Four Quirky Home Remedies to Replace Your Cold Medicine

Andria Chen/ Staff Illustrator

Aryana Sherzai

The endless midterm season at UCSB has commenced, and getting sick is not on any student’s agenda. Those who have already contracted the infamous flu must drag their achy bodies to lecture with running noses and swollen throats, while the last-standing healthy students endure 75 minutes distracted by echoing coughs and sniffles.

Although a cold is incurable, the immune system appreciates a boost every now and then. Humans have come up with quirky methods to quicken recovery, some which continue to be considered viable by more than just their main supporters. To prevent an infection or fight off irritating symptoms, avoid a trip to the doctor’s and give the following concoctions a try at home.

Hot Toddy

Anyone with Irish or Scottish heritage has probably forced down a hot toddy or two in their lifetime.

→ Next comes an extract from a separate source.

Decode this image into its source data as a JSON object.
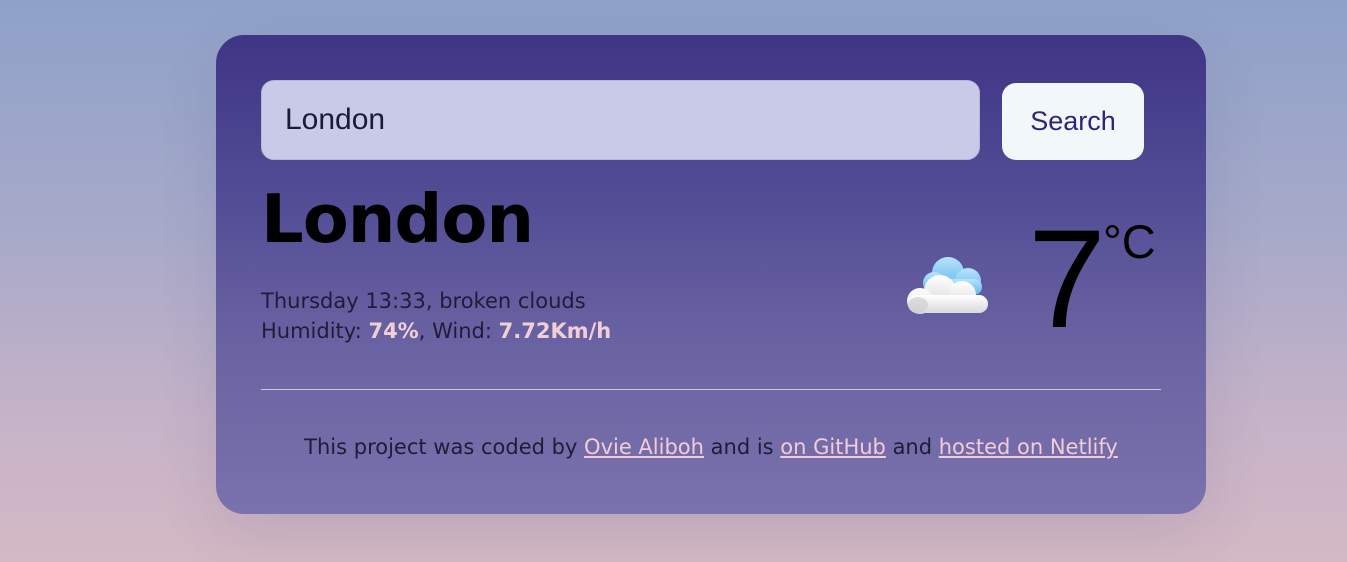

This whiskey-based remedy combines throat-soothing hot water and honey with an alcohol-induced sleep that will knock you out for a well-rested night.

If you think it’s worth a shot, here’s the recipe:

  • 2 ounces of whiskey (preferably Jack Daniel’s or Jameson)
  • 1 tablespoon of honey
  • 4 ounces of hot water
  • 1 slice of lemon (optional)

Combine the ingredients in a microwave-safe mug and heat for one minute. Drink up and drift off.

Coconut Oil

These days, every new fad seems to revolve around the omnipotent coconut oil. From cooking to moisturizing to teeth-whitening, coconut oil now makes its way into the medicinal field to take on a sore throat. Kick the old saltwater gargle trick to the dust and replace it with a heaping teaspoon of coconut oil instead.

If swallowing pure coconut oil sounds particularly distasteful, try this homemade cough syrup recipe instead. In a small saucepan on low heat, mix the following ingredients, melting them together without actually cooking:

  • 3 tablespoons fresh squeezed lemon juice
  • ¼ cup local raw honey
  • 2 tablespoons coconut oil

Add the mixture to a cup of hot water or tea and sip to grease up a dry esophagus.

Apple Cider Vinegar

Another alleged immune-system booster, throat-soother, and congestion-reducer is apple cider vinegar. Many claims have been made regarding apple cider vinegar’s supposed benefits, such as clearing acne or relieving acid reflux, which continue to incite debate. However, the traditional use of vinegar as a disinfectant can supposedly be applied to the body, creating an alkaline environment that kills off bacteria.

To ingest or gargle apple cider vinegar most effectively, safely, and tolerably, add 8 ounces of water to every tablespoon. It’s recommended not to drink it straight, considering it burns worse than alcohol and may cause damage to the esophagus.


As soon as the sickness starts giving its warning signs with that “drip” feeling in the back of your throat, your first inclination is to pour a tall glass of fresh-squeezed orange juice to rev up your immune system. The immune system employs vitamin C to stimulate specific transporter molecules that work to fight off infection and reduce inflammation. To replenish your body’s source of the nutrient, eat and drink vitamin C-rich fruits and vegetables. Orange juice, with its additional benefits as a source of fiber, minerals, and delicious taste, is the most enjoyable natural way to load up on vitamin C.

It’s important to note that too much vitamin C can have negative effects as well. Consuming a megadose of about 2000 or more milligrams potentially leads to nausea, headache, vomiting, or similarly unpleasant maladies. To avoid worsening your chances of getting to class, the recommended daily amount between 65 and 90 milligrams can easily be achieved through a healthy, colorful diet.

Whether they successfully alleviate symptoms or not, these home remedies are all-natural. Ingesting over-the-counter or prescription medications might reduce symptoms, but often have no more than a placebo effect. In contrast, coconut oil, apple cider vinegar, orange juice, and honey all have added benefits that, whether they cure a cold or not, will still be beneficial to your body. Nevertheless, staying hydrated and well-rested is the best way to stay healthy and fly through the midterm season.